[SUPPLIED INFORMATION]
****************************************
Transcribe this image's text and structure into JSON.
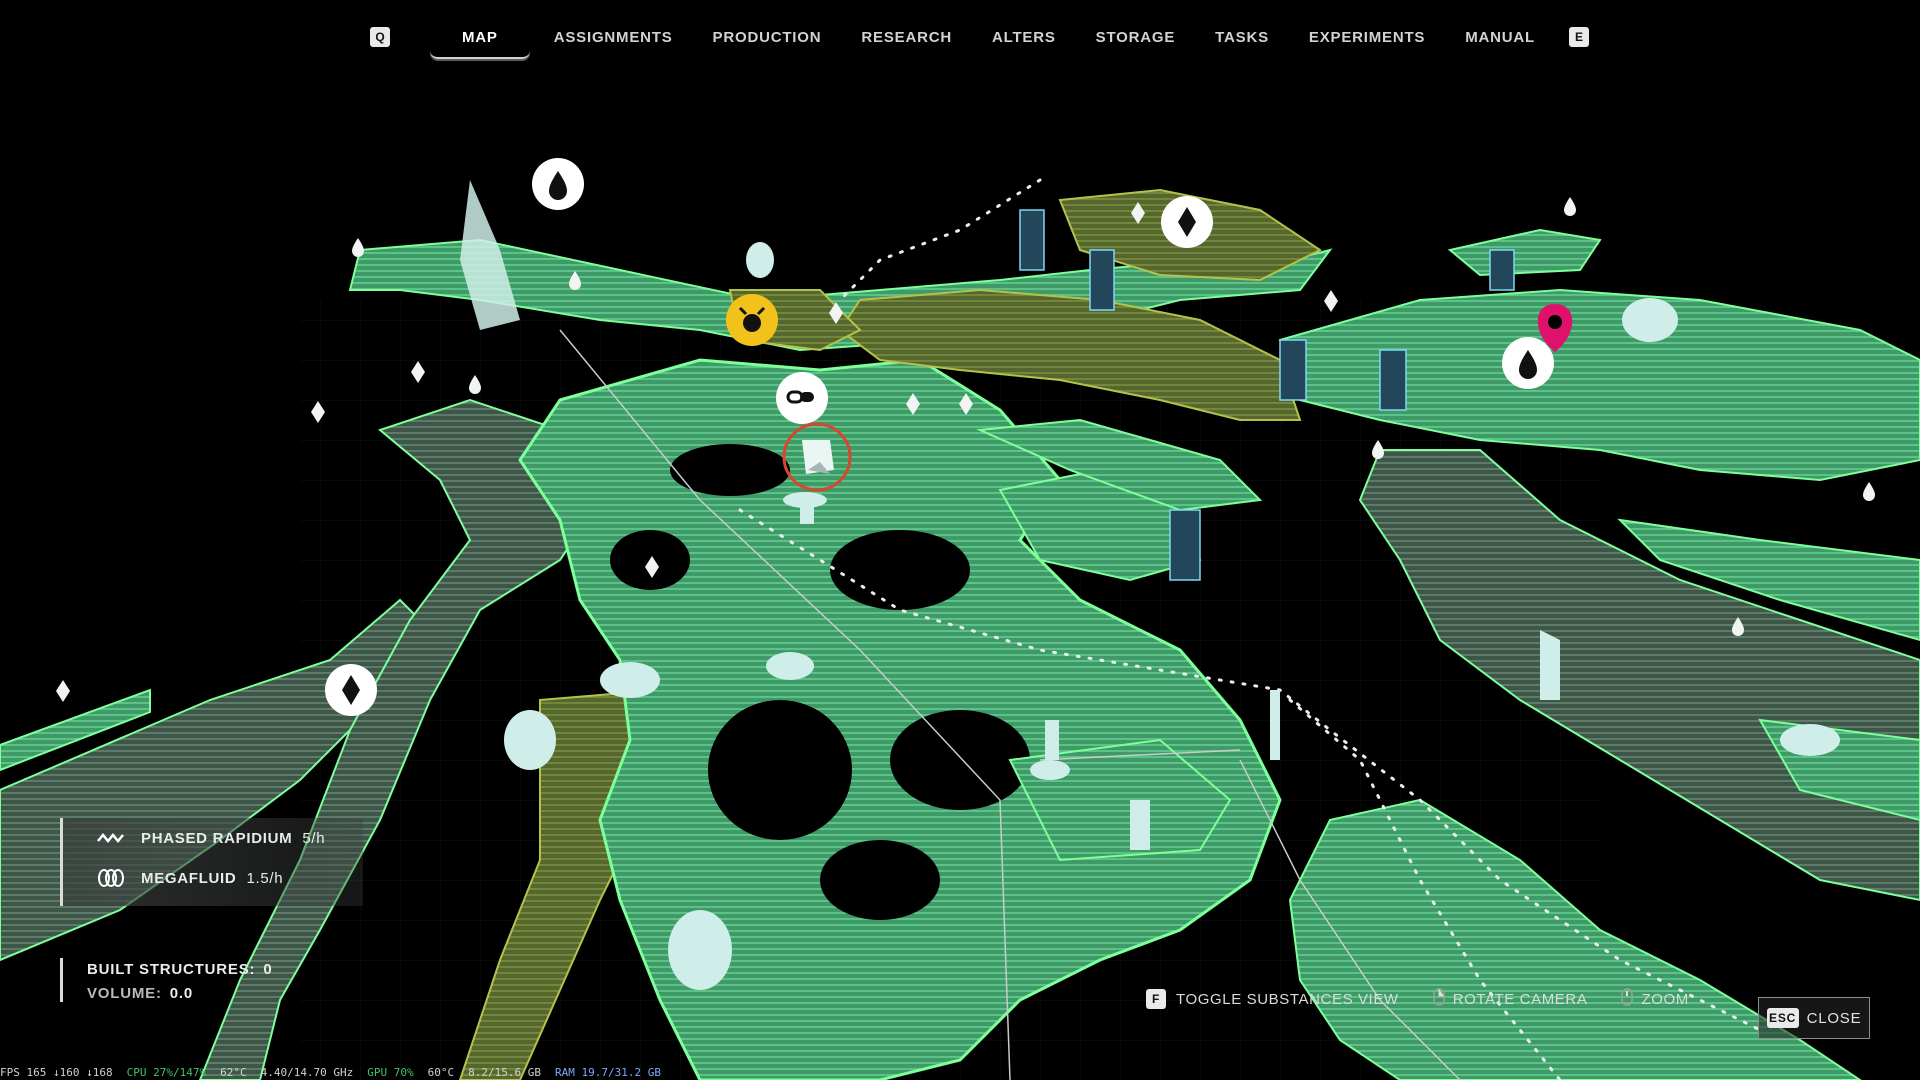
{
  "nav": {
    "left_key": "Q",
    "right_key": "E",
    "items": [
      {
        "label": "MAP",
        "active": true
      },
      {
        "label": "ASSIGNMENTS"
      },
      {
        "label": "PRODUCTION"
      },
      {
        "label": "RESEARCH"
      },
      {
        "label": "ALTERS"
      },
      {
        "label": "STORAGE"
      },
      {
        "label": "TASKS"
      },
      {
        "label": "EXPERIMENTS"
      },
      {
        "label": "MANUAL"
      }
    ]
  },
  "resources": [
    {
      "name": "PHASED RAPIDIUM",
      "rate": "5/h",
      "icon": "rapidium-wave-icon"
    },
    {
      "name": "MEGAFLUID",
      "rate": "1.5/h",
      "icon": "megafluid-icon"
    }
  ],
  "stats": {
    "built_label": "BUILT STRUCTURES:",
    "built_value": "0",
    "volume_label": "VOLUME:",
    "volume_value": "0.0"
  },
  "hints": {
    "toggle_key": "F",
    "toggle_label": "TOGGLE SUBSTANCES VIEW",
    "rotate_label": "ROTATE CAMERA",
    "zoom_label": "ZOOM",
    "close_key": "ESC",
    "close_label": "CLOSE"
  },
  "perf": {
    "fps": "FPS 165 ↓160 ↓168",
    "cpu": "CPU 27%/147%",
    "cpu_temp": "62°C",
    "cpu_freq": "4.40/14.70 GHz",
    "gpu": "GPU 70%",
    "gpu_temp": "60°C",
    "vram": "8.2/15.6 GB",
    "ram": "RAM 19.7/31.2 GB"
  },
  "colors": {
    "terrain_green": "#4fb57a",
    "terrain_edge": "#7dff9a",
    "terrain_olive": "#7a8f3a",
    "marker_yellow": "#f2c21a",
    "marker_pink": "#e0116a",
    "player_ring": "#d9452f"
  }
}
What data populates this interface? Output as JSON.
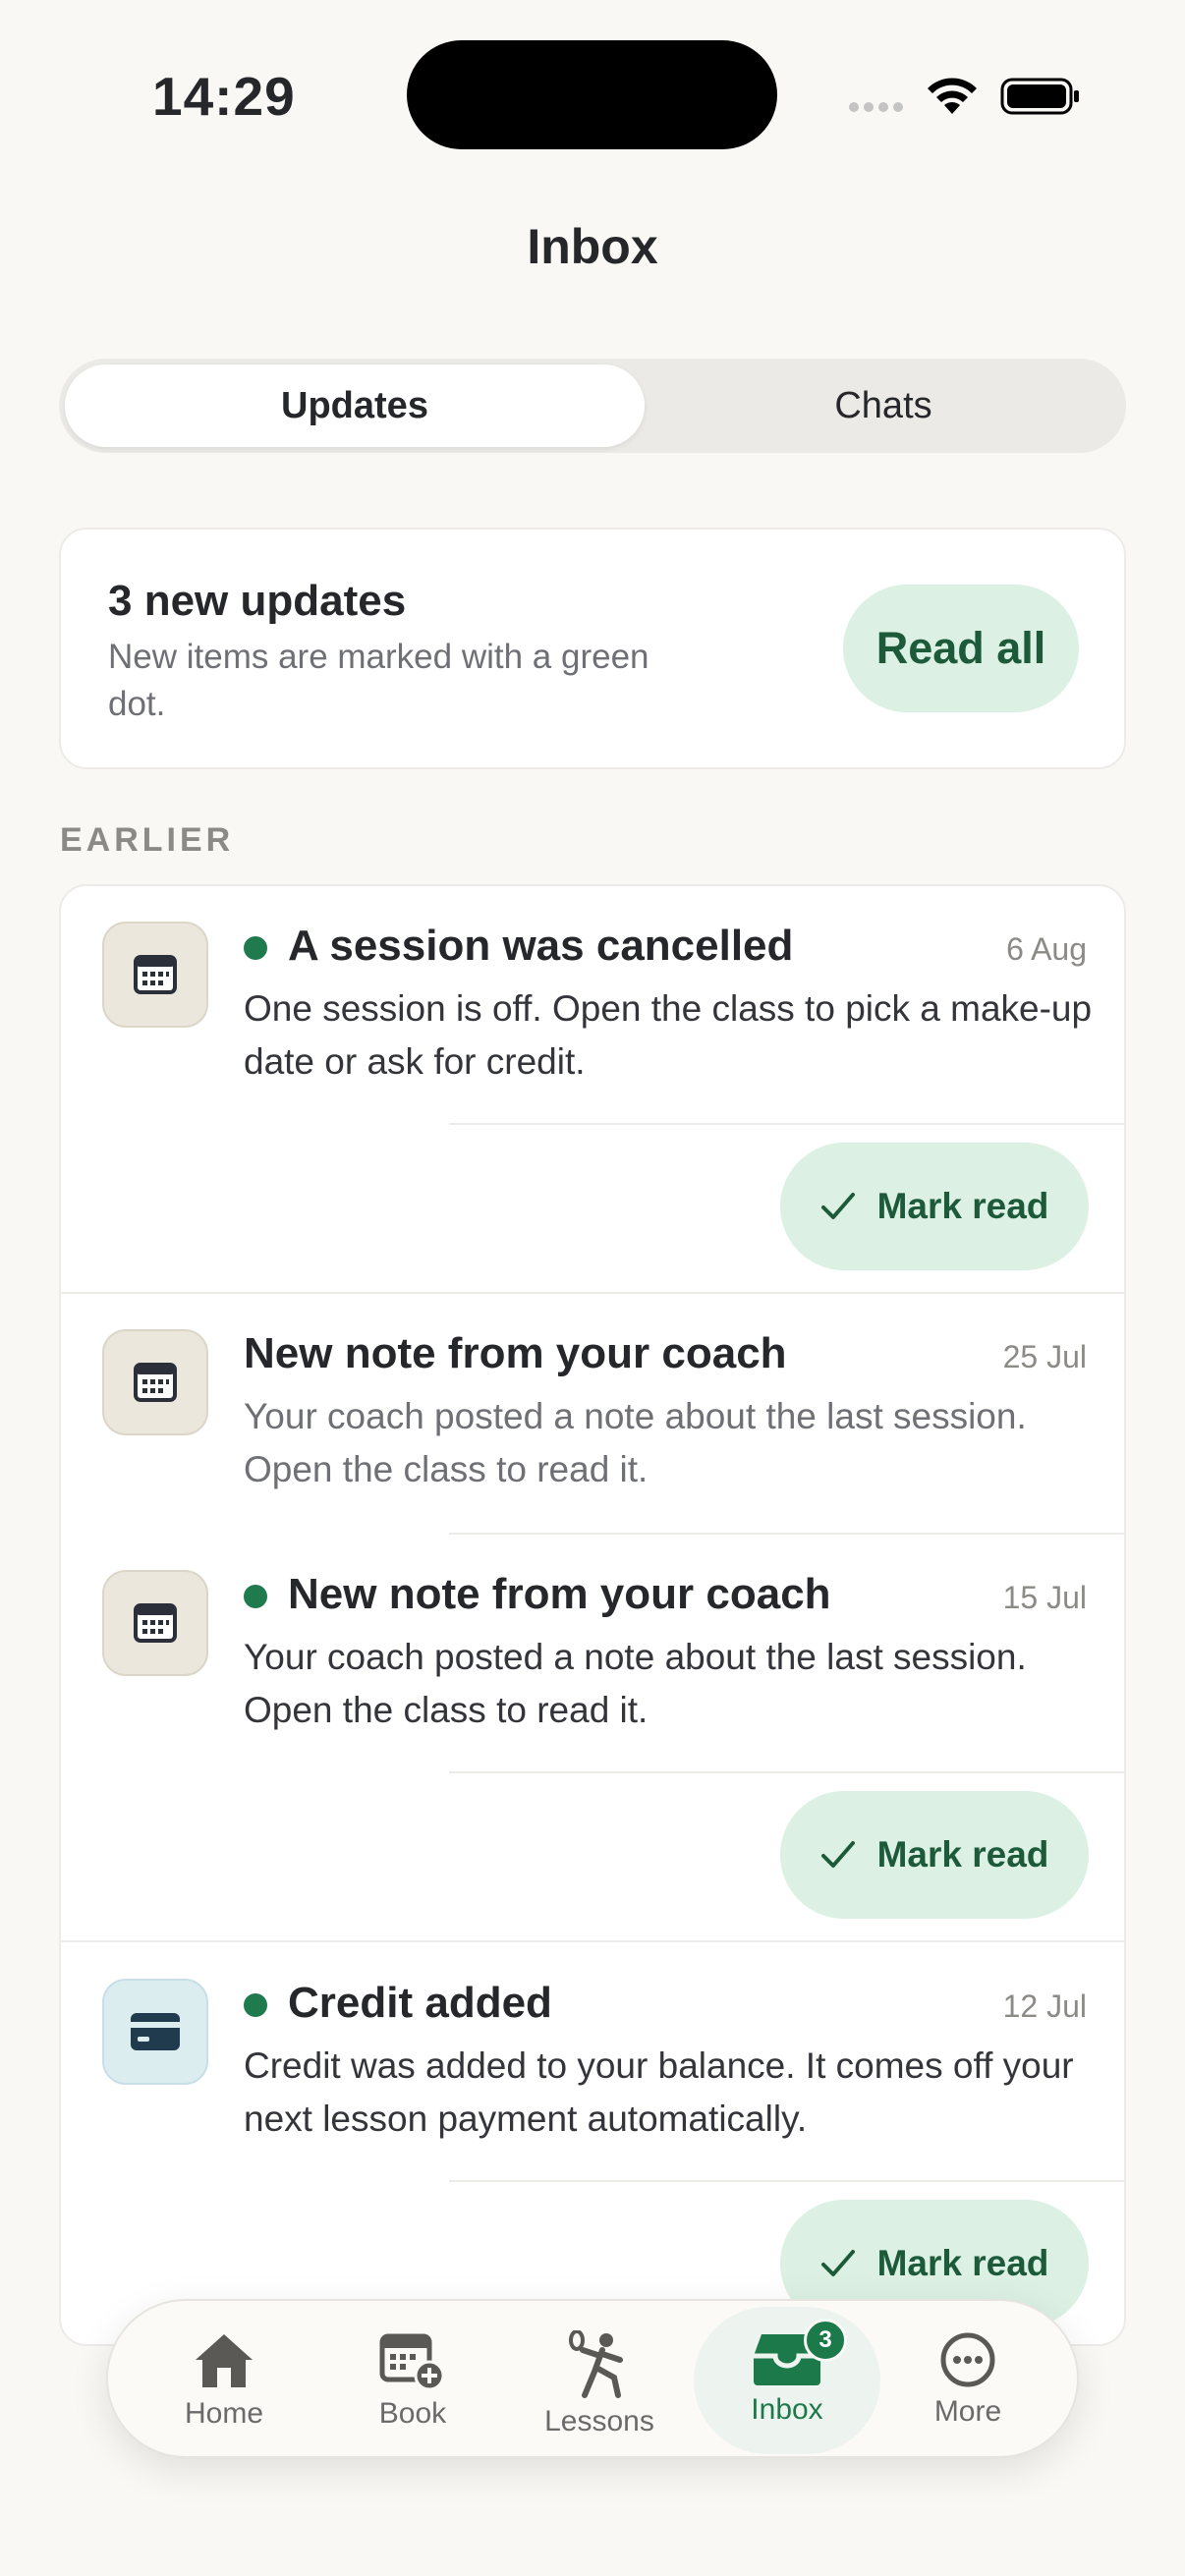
{
  "status_bar": {
    "time": "14:29"
  },
  "page_title": "Inbox",
  "tabs": {
    "updates": "Updates",
    "chats": "Chats",
    "active": "Updates"
  },
  "summary": {
    "title": "3 new updates",
    "subtitle": "New items are marked with a green dot.",
    "read_all_label": "Read all"
  },
  "section_label": "EARLIER",
  "items": [
    {
      "icon": "calendar-icon",
      "unread": true,
      "title": "A session was cancelled",
      "date": "6 Aug",
      "body": "One session is off. Open the class to pick a make-up date or ask for credit.",
      "action": "Mark read"
    },
    {
      "icon": "calendar-icon",
      "unread": false,
      "title": "New note from your coach",
      "date": "25 Jul",
      "body": "Your coach posted a note about the last session. Open the class to read it."
    },
    {
      "icon": "calendar-icon",
      "unread": true,
      "title": "New note from your coach",
      "date": "15 Jul",
      "body": "Your coach posted a note about the last session. Open the class to read it.",
      "action": "Mark read"
    },
    {
      "icon": "credit-card-icon",
      "unread": true,
      "title": "Credit added",
      "date": "12 Jul",
      "body": "Credit was added to your balance. It comes off your next lesson payment automatically.",
      "action": "Mark read"
    }
  ],
  "tab_bar": {
    "items": [
      {
        "label": "Home",
        "icon": "home-icon"
      },
      {
        "label": "Book",
        "icon": "calendar-add-icon"
      },
      {
        "label": "Lessons",
        "icon": "tennis-player-icon"
      },
      {
        "label": "Inbox",
        "icon": "inbox-icon",
        "badge": "3",
        "active": true
      },
      {
        "label": "More",
        "icon": "more-icon"
      }
    ]
  },
  "colors": {
    "accent": "#1f7a4d",
    "accent_bg": "#dcf0e3",
    "background": "#f9f8f5"
  }
}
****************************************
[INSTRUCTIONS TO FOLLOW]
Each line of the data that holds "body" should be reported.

[TASK RESPONSE]
      "body": "One session is off. Open the class to pick a make-up date or ask for credit.",
      "body": "Your coach posted a note about the last session. Open the class to read it."
      "body": "Your coach posted a note about the last session. Open the class to read it.",
      "body": "Credit was added to your balance. It comes off your next lesson payment automatically.",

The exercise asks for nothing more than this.